Joe Purl, food scientist and culinary chef for Cargill, shares some insights on meat and poultry processors' effort to reduce sodium in their products.

How is sodium reduction meshing with processors’ overall efforts at developing cleaner label products?

Joe Purl : Without a formal definition, “clean label” is an idea that continues to evolve. However, for many consumers, health and wellness considerations play a role in their label concerns. In this regard, sodium reduction is certainly part of the equation. Potassium chloride is often a central player in sodium reduction, offering similar functionality to the salt it replaces. With the recent FDA ruling on using potassium salt as an alternative name for potassium chloride, Cargill is monitoring consumer responses to the health perception and purchase intent of potassium salt over time.

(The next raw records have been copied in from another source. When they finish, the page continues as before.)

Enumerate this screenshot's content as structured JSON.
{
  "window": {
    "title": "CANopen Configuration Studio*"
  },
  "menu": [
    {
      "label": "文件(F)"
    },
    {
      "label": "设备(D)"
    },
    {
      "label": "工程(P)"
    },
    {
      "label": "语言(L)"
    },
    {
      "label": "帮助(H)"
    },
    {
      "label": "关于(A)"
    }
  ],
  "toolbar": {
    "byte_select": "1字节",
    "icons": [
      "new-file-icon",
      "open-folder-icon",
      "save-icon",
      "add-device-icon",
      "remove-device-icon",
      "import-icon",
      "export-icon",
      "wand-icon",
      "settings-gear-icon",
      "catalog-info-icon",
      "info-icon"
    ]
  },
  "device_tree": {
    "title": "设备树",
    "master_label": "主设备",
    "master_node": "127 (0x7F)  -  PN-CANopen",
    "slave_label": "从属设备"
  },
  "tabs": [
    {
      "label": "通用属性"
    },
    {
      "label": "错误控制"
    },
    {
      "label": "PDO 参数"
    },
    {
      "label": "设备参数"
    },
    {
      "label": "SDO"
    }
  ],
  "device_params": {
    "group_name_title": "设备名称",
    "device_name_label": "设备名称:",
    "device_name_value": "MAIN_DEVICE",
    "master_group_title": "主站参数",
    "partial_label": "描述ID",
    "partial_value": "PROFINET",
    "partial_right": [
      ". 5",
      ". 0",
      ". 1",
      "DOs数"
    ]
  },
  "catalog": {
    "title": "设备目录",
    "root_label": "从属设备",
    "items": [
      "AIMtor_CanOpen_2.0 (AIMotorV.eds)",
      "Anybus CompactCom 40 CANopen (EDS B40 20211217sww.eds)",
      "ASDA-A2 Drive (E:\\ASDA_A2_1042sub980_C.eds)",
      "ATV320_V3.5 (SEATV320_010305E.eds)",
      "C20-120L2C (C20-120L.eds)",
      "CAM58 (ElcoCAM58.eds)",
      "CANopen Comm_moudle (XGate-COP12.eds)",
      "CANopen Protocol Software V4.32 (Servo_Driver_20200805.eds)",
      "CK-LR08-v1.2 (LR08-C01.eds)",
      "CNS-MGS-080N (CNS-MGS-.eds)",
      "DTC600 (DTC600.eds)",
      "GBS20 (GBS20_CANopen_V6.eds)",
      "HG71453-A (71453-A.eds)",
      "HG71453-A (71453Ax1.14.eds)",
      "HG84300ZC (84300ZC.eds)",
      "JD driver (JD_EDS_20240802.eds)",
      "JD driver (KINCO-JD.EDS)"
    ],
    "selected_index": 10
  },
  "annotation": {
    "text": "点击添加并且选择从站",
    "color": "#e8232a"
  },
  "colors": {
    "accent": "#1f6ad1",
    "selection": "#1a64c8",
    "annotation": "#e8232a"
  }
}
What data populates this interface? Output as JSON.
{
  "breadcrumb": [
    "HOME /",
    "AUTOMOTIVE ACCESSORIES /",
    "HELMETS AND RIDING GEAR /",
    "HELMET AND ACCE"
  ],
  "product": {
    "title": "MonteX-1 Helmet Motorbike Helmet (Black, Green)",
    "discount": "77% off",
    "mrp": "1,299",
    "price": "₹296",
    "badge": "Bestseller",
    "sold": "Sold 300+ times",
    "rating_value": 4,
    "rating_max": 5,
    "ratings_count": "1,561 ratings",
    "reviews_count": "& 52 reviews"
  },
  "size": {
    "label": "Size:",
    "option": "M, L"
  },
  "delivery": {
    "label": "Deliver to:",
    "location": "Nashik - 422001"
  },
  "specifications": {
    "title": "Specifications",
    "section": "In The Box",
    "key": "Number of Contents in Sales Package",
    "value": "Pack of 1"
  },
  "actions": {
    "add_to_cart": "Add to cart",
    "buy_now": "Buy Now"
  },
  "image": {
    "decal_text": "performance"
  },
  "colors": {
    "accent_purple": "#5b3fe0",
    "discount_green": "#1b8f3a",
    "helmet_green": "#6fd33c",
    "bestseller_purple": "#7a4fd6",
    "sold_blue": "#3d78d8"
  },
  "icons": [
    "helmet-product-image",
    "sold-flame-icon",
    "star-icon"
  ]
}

What innovations in sodium reduction ingredients are influencing product development for meat and poultry?

Joe Purl : We’ve found potassium salt can serve as a 1:1 replacement for sodium chloride since it offers similar functionality to salt. With potassium salt, manufacturers can count on maintaining the same great taste, texture and shelf life of their foods, all while reducing the sodium content up to 50%. Deeper salt reductions, up to 50%, are possible in more seasoned products like meat sticks, while more neutral flavor applications, like deli poultry meat, might only allow for a 30% salt reduction. Ultimately, finding the right balance will depend on the application, and our experts can help brands find the right solution for their specific product. While there are no silver bullets when it comes to sodium reduction, solutions like potassium salt can enable significant salt reductions, while still meeting processors’ yield goals and consumers’ taste expectations.

 What ingredient best practices should processors keep in mind when crafting a low-sodium product?

Joe Purl : Humidity storage conditions for salt are critical for maintaining good free flowing salt (store <75% RH), and even more important for potassium salt, which has an even higher affinity than granulated salt (store <85% RH). From a product developer perspective, the first step is identifying all the sources of sodium-containing ingredients in a formula (e.g., salt, sodium lactate, etc.) and understanding their functional role in the meat products. If possible, greater success comes from finding partial replacements of all sodium containing ingredients to give a better balance in terms of functionality. Addressing alternatives for all sources leads to a more robust solution from a taste, texture, and consumer acceptability perspective. 

What spices/flavorings for cured meats create a better flavor profile in a low sodium product?

Joe Purl : This is very much application dependent; there is no single profile that fits better than others. Salt has such a profound impact on flavor balance such as sweet and salty or the acid and salty balance that based on your application and reduction levels targeted you will likely need a unique seasoning blend to help balance the profile.